The law will apply to nearly all abortions and only doctors who perform the procedure. The women who get an abortion will not be affected. "A woman who receives an abortion will not be held criminally culpable or civilly liable for receiving the abortion," the law says.
However, performing the abortion would make it a Class A felony and the law makes attempting to perform it a Class C felony. The resulting penalty for an attempted abortion under the new law would be a prison sentence of one to 10 years. The anti-abortion law also applies to cases of rape and/or incest.
What are the exceptions?
The anti-abortion law, that has been deemed "unconstitutional" by many doesn't apply only when there's a medical emergency for the mother. However, the situation has to be confirmed in writing by another doctor.
"An abortion shall be permitted if an attending physician licensed in Alabama determines that an abortion is necessary in order to prevent a serious health risk to the unborn child's mother. Except in the case of a medical emergency as defined herein, the physician's determination shall be confirmed in writing by a second physician licensed in Alabama," the law states. The confirmation has to be given within 180 days after the abortion is completed and shall be prima facie evidence for a permitted abortion.
The law also says that the physician confirming the "serious health risk to the child's mother" will not be criminally or civilly liable for those actions.
Is it different from Georgia's Fetal Heartbeat law?
The Alabama anti-abortion law is actually more restrictive than the one Georgia has.
Unlike the Fetal Heartbeat law, that allows abortions up until six weeks of pregnancy which is the time that a heartbeat can be detected in the womb, Alabama's law bans it altogether, except for medical emergencies where the mother's life is in danger. Mississippi, Ohio, and Kentucky have all passed similar laws that ban abortions after a heartbeat is detected like Georgia did last week.
When does it come into effect?
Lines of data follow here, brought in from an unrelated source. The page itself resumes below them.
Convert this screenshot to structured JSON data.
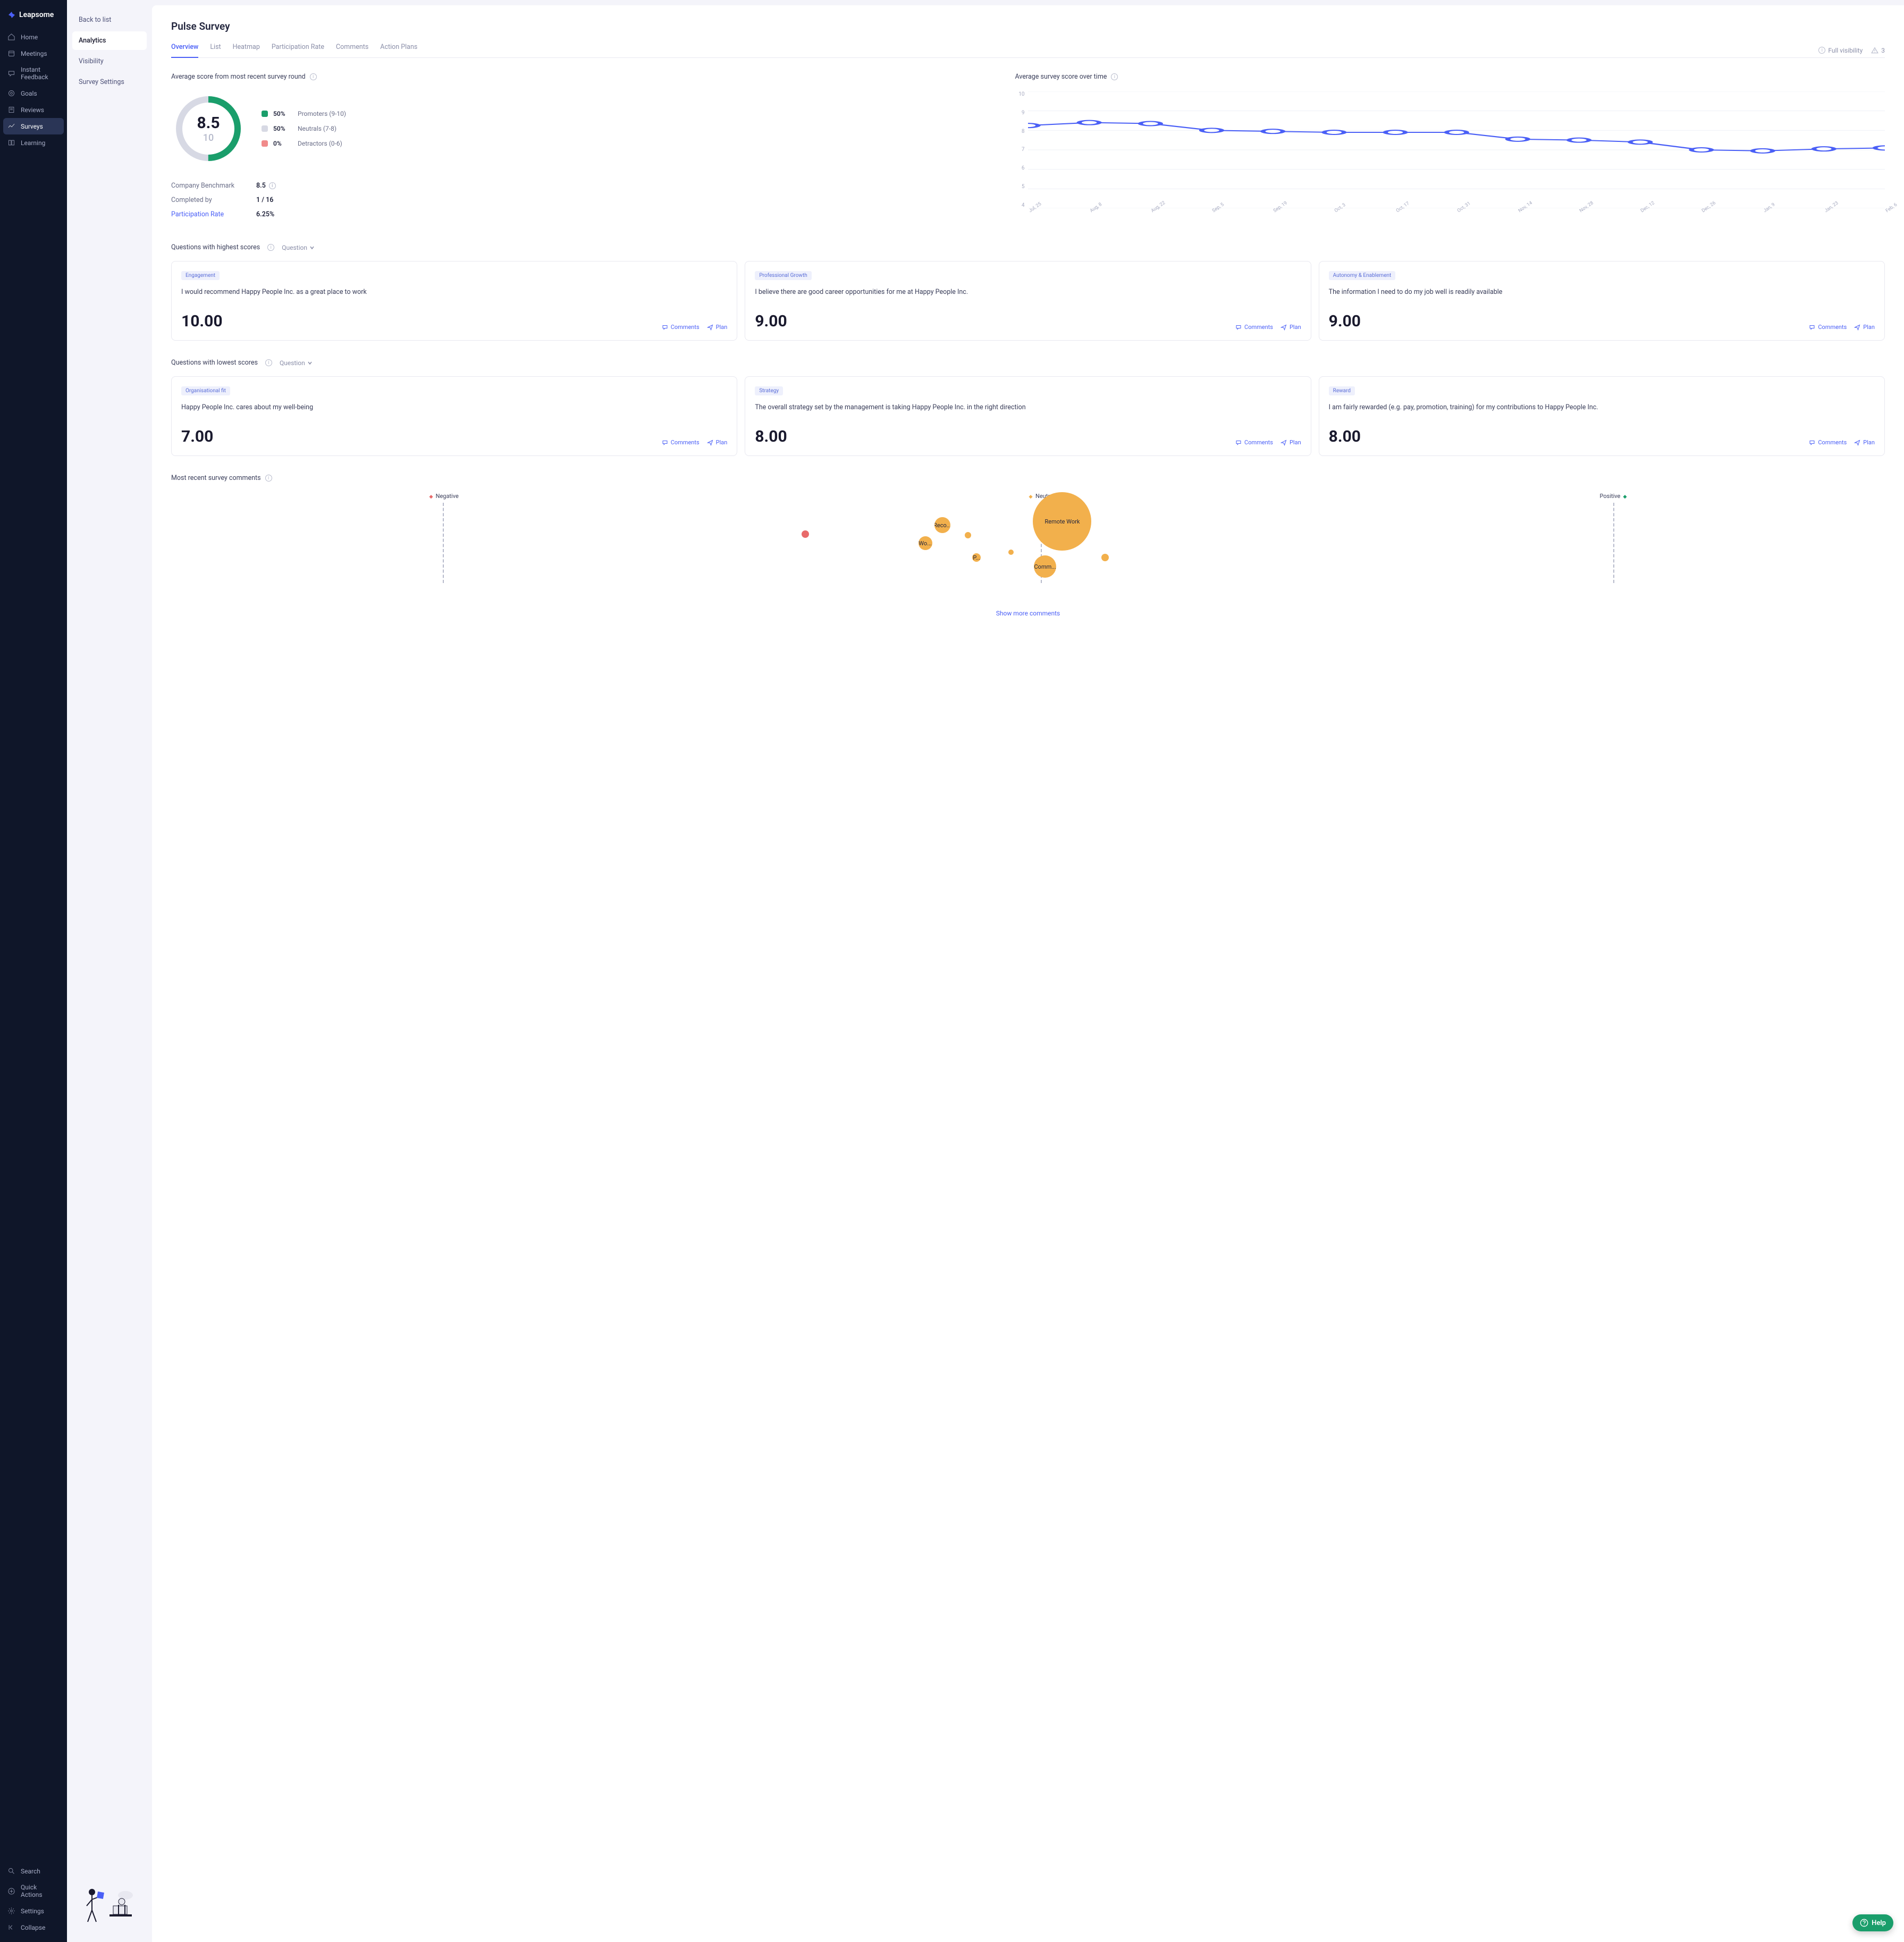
{
  "brand": "Leapsome",
  "nav": {
    "items": [
      {
        "label": "Home"
      },
      {
        "label": "Meetings"
      },
      {
        "label": "Instant Feedback"
      },
      {
        "label": "Goals"
      },
      {
        "label": "Reviews"
      },
      {
        "label": "Surveys",
        "active": true
      },
      {
        "label": "Learning"
      }
    ],
    "bottom": [
      {
        "label": "Search"
      },
      {
        "label": "Quick Actions"
      },
      {
        "label": "Settings"
      },
      {
        "label": "Collapse"
      }
    ]
  },
  "subnav": {
    "items": [
      {
        "label": "Back to list"
      },
      {
        "label": "Analytics",
        "active": true
      },
      {
        "label": "Visibility"
      },
      {
        "label": "Survey Settings"
      }
    ]
  },
  "page": {
    "title": "Pulse Survey",
    "tabs": [
      "Overview",
      "List",
      "Heatmap",
      "Participation Rate",
      "Comments",
      "Action Plans"
    ],
    "active_tab": "Overview",
    "meta": {
      "visibility": "Full visibility",
      "warning_count": "3"
    }
  },
  "avg_score": {
    "title": "Average score from most recent survey round",
    "score": "8.5",
    "max": "10",
    "legend": [
      {
        "pct": "50%",
        "label": "Promoters (9-10)",
        "color": "#1a9e6b"
      },
      {
        "pct": "50%",
        "label": "Neutrals (7-8)",
        "color": "#d7d9e4"
      },
      {
        "pct": "0%",
        "label": "Detractors (0-6)",
        "color": "#f08a8a"
      }
    ],
    "stats": [
      {
        "label": "Company Benchmark",
        "value": "8.5",
        "info": true
      },
      {
        "label": "Completed by",
        "value": "1 / 16"
      },
      {
        "label": "Participation Rate",
        "value": "6.25%",
        "link": true
      }
    ]
  },
  "chart_data": {
    "type": "line",
    "title": "Average survey score over time",
    "ylabel": "",
    "xlabel": "",
    "ylim": [
      4,
      10
    ],
    "y_ticks": [
      "10",
      "9",
      "8",
      "7",
      "6",
      "5",
      "4"
    ],
    "categories": [
      "Jul, 25",
      "Aug, 8",
      "Aug, 22",
      "Sep, 5",
      "Sep, 19",
      "Oct, 3",
      "Oct, 17",
      "Oct, 31",
      "Nov, 14",
      "Nov, 28",
      "Dec, 12",
      "Dec, 26",
      "Jan, 9",
      "Jan, 23",
      "Feb, 6"
    ],
    "values": [
      8.25,
      8.4,
      8.35,
      8.0,
      7.95,
      7.9,
      7.9,
      7.9,
      7.55,
      7.5,
      7.4,
      7.0,
      6.95,
      7.05,
      7.1
    ]
  },
  "highest": {
    "title": "Questions with highest scores",
    "dropdown": "Question",
    "cards": [
      {
        "tag": "Engagement",
        "text": "I would recommend Happy People Inc. as a great place to work",
        "score": "10.00"
      },
      {
        "tag": "Professional Growth",
        "text": "I believe there are good career opportunities for me at Happy People Inc.",
        "score": "9.00"
      },
      {
        "tag": "Autonomy & Enablement",
        "text": "The information I need to do my job well is readily available",
        "score": "9.00"
      }
    ],
    "actions": {
      "comments": "Comments",
      "plan": "Plan"
    }
  },
  "lowest": {
    "title": "Questions with lowest scores",
    "dropdown": "Question",
    "cards": [
      {
        "tag": "Organisational fit",
        "text": "Happy People Inc. cares about my well-being",
        "score": "7.00"
      },
      {
        "tag": "Strategy",
        "text": "The overall strategy set by the management is taking Happy People Inc. in the right direction",
        "score": "8.00"
      },
      {
        "tag": "Reward",
        "text": "I am fairly rewarded (e.g. pay, promotion, training) for my contributions to Happy People Inc.",
        "score": "8.00"
      }
    ]
  },
  "sentiment": {
    "title": "Most recent survey comments",
    "cols": {
      "neg": "Negative",
      "neu": "Neutral",
      "pos": "Positive"
    },
    "bubbles": [
      {
        "label": "Remote Work",
        "size": 110,
        "x": 0.52,
        "y": 0.32,
        "color": "#f2b04c"
      },
      {
        "label": "Comm...",
        "size": 42,
        "x": 0.51,
        "y": 0.82,
        "color": "#f2b04c"
      },
      {
        "label": "Reco...",
        "size": 30,
        "x": 0.45,
        "y": 0.36,
        "color": "#f2b04c"
      },
      {
        "label": "Wo...",
        "size": 26,
        "x": 0.44,
        "y": 0.56,
        "color": "#f2b04c"
      },
      {
        "label": "P...",
        "size": 16,
        "x": 0.47,
        "y": 0.72,
        "color": "#f2b04c"
      },
      {
        "label": "",
        "size": 12,
        "x": 0.465,
        "y": 0.47,
        "color": "#f2b04c"
      },
      {
        "label": "",
        "size": 10,
        "x": 0.49,
        "y": 0.66,
        "color": "#f2b04c"
      },
      {
        "label": "",
        "size": 14,
        "x": 0.545,
        "y": 0.72,
        "color": "#f2b04c"
      },
      {
        "label": "",
        "size": 14,
        "x": 0.37,
        "y": 0.46,
        "color": "#e86a6a"
      }
    ],
    "show_more": "Show more comments"
  },
  "help": "Help"
}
This act shall become effective six months following its passage and approval by the Governor, or its otherwise becoming law, the bill states.
Who would it affect most?
According to reports, it will be the women who belong to minorities, Latinos and Black women and the poorer classes of the society who will be most affected. Democratic state senator Linda Coleman-Madison, one of the bill's critics, said, "We want abortions to be safe, and we want them to be few, but it should be legal because there will be abortions. The people who have the wherewithal will fly out of state. Not everyone can afford to do that."